The latest round of back-and-forth between two of the game’s biggest stars began the week after the PGA, when a video surfaced on social media showing Koepka rolling his eyes as DeChambeau walked behind him during an interview with Golf Channel’s Todd Lewis. After losing his train of thought, Koepka cuts his answer off to bemoan “that bulls---.” DeChambeau responded by tweeting that he’s “living rent-free” in Koepka’s head.

“As far as what [the video] was, he didn't say anything to me. He wasn't speaking to me. He was, I guess, either signing his scorecard or wherever he was, and I was just to the right of the media tent, or I guess right in front of the microphones where you guys all were, and I don't want to say he was like screaming—he was saying something about how he hit a perfect shot and it shouldn't have been there, and it was just very, very loud.

“I don't think the mics picked up on that, but it felt like just so that the fans could hear. With the media right there, you kind of know—hey, look, we're all kind of in this area, just tone it down, and it was just so loud. Then I think he realized that he had gotten right behind me, and he toned it down a little bit, but it was still—and I just lost train of thought, which I think was pretty obvious.”

The feud loomed large at last week’s Memorial Tournament despite Koepka not playing in the event. Fans at Muirfield Village constantly referred to DeChambeau as “Brooksy,” and on-site security officials reportedly removed some fans.

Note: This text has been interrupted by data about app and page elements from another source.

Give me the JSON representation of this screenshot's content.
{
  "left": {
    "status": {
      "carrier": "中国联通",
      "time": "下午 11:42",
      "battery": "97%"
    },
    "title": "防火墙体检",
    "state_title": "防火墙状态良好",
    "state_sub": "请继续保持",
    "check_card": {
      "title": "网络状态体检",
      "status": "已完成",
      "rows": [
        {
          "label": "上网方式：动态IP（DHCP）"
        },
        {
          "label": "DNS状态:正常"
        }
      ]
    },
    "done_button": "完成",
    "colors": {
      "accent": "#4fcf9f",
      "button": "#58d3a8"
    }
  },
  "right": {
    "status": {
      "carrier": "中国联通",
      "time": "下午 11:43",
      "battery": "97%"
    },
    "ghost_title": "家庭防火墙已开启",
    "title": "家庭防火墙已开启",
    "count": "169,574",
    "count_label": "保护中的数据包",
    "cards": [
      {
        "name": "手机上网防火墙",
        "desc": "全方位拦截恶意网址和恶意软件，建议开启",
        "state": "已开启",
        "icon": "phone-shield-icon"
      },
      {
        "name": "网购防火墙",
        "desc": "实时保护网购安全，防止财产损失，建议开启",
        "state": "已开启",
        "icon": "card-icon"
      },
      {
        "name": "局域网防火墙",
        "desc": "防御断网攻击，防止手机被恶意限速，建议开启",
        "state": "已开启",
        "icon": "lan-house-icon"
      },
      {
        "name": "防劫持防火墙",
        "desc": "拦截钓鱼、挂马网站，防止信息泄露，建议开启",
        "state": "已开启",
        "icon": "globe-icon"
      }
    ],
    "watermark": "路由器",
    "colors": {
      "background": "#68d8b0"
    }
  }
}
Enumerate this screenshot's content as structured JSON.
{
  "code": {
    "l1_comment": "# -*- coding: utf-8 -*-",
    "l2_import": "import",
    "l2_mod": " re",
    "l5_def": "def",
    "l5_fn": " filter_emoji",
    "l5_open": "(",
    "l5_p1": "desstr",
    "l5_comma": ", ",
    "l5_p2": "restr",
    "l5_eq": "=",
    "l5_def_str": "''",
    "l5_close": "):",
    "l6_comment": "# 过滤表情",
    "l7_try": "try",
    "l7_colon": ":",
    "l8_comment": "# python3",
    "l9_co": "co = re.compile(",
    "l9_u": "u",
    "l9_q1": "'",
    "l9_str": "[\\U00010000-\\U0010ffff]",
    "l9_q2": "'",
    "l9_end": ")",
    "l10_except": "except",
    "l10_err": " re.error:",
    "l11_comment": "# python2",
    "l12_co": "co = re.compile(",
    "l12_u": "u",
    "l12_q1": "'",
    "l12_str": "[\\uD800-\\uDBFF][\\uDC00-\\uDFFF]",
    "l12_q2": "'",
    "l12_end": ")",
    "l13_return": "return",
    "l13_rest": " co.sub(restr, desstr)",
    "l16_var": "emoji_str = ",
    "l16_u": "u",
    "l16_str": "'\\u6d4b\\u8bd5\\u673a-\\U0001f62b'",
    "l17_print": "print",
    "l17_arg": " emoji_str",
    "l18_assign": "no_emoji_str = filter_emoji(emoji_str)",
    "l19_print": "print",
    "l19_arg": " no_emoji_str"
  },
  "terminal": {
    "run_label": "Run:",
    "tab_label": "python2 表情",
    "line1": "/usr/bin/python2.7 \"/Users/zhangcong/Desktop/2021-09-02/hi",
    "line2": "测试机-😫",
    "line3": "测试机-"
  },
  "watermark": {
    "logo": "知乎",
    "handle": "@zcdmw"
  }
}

In response, Koepka posted a video to social media offering free beer to anyone who had their day “cut short” at the golf course.

DeChambeau said he did not ask for anyone to be removed and called the call-outs "flattering," and has since tried to downplay the situation.

“I think that's something that the tour needs to handle. It's something I can't control,” DeChambeau said on Saturday of the Memorial. “I tried to take the high road numerous times, and I think that, from my perspective, I'll continue to keep doing so and people are going to do what they want to do."

The two major champions have something of a history. It dates back to 2019, when Koepka called out DeChambeau's pace of play. Then, during a Twitch live-stream last year, DeChambeau poked fun at Koepka's appearance in ESPN's Body Issue by saying the 31-year-old has "no abs." Koepka responded by posting a picture of his four major championship trophies, which he says leaves him "two short of a six pack."

Koepka suggested on Wednesday that his personal relationship with DeChambeau should not affect team chemistry at the upcoming Ryder Cup, where both players will almost certainly be among the American side.

“Let’s say I don't play with Bryson or Bryson doesn't play with me—he takes care of his match, and I would take care of my match, and I don't know how that has any effect. What you do off the golf course doesn't have any effect on the golf course.”